We ate at a real McDonald’s. They do a booming business, but the Koreans know how to wait in lines. We had hot fudge sundaes and we had Crispy Cream donuts. Then when we were waiting at the airport to leave we ate at Burger King. These are things that wouldn’t excite me at home. In fact, I usually avoid hamburgers, but ohhh, they tasted sooo good. We avoided the authentic Korean resaurants because I was more than a little put off by the tanks of fish, eels, squid and octopus in front of them.
A wonderful young woman named Mi-Ja met us on Thursday afternoon and took us by subway to a chiropractor appointment for Jim to translate for him. She speaks perfect English and said she does translation for TV stations there. All those who told me that Moscow’s subway system is the best in the world have not seen Seoul’s. The chiropractor is blind and so sweet and kind. He wished he had more time to work on Jim’s messed up back but he did the best he could. On the way to his office Jim found one of those things that looks like a tennis racket but has batteries so you can swat flies and mosquitoes and it zaps them – great sport. If they haven’t caught on in the US yet I’m sure they will eventually. We offered to take Mi-Ja to dinner afterward but she had an appointment but said she would take a rain check for next time and would take us to a good Korean restaurant. She asked in fun why we do not have a “snow check”.
Everywhere we went there were kind Korean people who asked us if we needed help finding our way. Even when we were waiting for our bus to take us to the airport to leave town there was a nice young Korean man on crutches who asked if we needed help finding something. The older Koreans bowed to us on the streets. We had a couple of nice long chats with President Jun who is president of the Seoul Temple. Some older people who didn’t speak English were standing outside when we were chatting with him the second time and they wanted to have their picture taken with us so we obliged. We have no idea who they are but they thanked us profusely.
I have attached some pictures. There were so many to choose from but I had to limit myself. Don’t know what order they are in but one is me in front of the temple, one is the Korean people who wanted their pics taken with us in front of the temple (President Jun is on the far right), one shows the scooters that deliver McDonald’s, one shows Koreans enjoying Mexican food and then us enjoying Mexican food with the American temple missionary, and one shows us in front of a bell from a Bhuddist monastery dating to 1200 – Jim got to ring it.
Now we are back in the real world of our mission with new passports for the next 90 days. Things are really starting to happen for us in humanitarian work. It was raining so hard last night and this morning that we got drenched on the way to church. We walk about a mile up a gently sloping hill after we get off the bus. It was a veritable river. So we splurged and took a taxi to come home.

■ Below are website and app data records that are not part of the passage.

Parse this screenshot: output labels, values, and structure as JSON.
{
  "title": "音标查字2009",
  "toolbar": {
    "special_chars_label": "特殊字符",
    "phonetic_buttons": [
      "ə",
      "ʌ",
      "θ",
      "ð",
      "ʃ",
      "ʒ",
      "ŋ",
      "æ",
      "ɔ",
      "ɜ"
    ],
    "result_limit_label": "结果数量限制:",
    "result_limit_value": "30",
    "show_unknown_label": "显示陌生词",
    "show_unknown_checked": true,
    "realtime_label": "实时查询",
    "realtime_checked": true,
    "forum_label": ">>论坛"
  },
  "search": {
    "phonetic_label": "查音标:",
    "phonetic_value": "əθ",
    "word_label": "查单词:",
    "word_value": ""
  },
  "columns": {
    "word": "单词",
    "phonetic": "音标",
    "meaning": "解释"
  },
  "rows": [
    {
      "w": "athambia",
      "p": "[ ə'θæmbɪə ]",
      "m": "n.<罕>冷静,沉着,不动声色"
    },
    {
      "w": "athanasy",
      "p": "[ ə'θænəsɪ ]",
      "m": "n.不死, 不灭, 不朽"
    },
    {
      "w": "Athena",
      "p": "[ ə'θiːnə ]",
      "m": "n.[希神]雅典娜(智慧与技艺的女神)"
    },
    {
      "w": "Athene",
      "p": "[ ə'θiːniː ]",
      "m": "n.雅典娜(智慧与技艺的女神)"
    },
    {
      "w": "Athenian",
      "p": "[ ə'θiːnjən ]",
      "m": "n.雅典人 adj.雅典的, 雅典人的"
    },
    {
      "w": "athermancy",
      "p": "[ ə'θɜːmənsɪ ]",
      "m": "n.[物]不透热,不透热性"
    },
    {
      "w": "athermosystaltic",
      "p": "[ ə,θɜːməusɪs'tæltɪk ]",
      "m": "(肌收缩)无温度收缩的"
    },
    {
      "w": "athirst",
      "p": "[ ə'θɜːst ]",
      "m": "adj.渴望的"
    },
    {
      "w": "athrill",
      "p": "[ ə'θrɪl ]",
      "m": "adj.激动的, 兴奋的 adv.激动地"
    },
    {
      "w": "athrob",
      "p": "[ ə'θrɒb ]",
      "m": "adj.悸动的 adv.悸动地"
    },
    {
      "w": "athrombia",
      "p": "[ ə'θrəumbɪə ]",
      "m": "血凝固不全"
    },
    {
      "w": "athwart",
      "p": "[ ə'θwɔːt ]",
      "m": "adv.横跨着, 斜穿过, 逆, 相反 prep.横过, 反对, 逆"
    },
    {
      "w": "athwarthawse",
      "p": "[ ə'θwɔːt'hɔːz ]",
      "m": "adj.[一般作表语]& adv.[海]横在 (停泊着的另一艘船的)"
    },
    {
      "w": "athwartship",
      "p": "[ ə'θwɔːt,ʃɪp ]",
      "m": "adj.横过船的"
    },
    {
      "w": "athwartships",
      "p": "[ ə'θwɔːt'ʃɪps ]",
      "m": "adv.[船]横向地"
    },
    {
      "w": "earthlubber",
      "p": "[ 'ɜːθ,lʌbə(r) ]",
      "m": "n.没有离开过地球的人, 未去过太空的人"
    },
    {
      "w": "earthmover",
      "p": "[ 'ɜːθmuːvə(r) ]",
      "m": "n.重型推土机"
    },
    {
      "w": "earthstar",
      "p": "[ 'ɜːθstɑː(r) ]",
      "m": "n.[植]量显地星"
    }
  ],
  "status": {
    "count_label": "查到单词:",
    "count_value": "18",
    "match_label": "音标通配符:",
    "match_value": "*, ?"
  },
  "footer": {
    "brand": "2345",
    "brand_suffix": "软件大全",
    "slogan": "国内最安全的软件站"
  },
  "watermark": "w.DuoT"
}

We have great cause to thank God for His great blessings to us; not just the temporal ones but the promise of Eternal Life through the miraculous Atonement of our Saviour. We pray for His blessings upon all of you! Love, Elder and Sister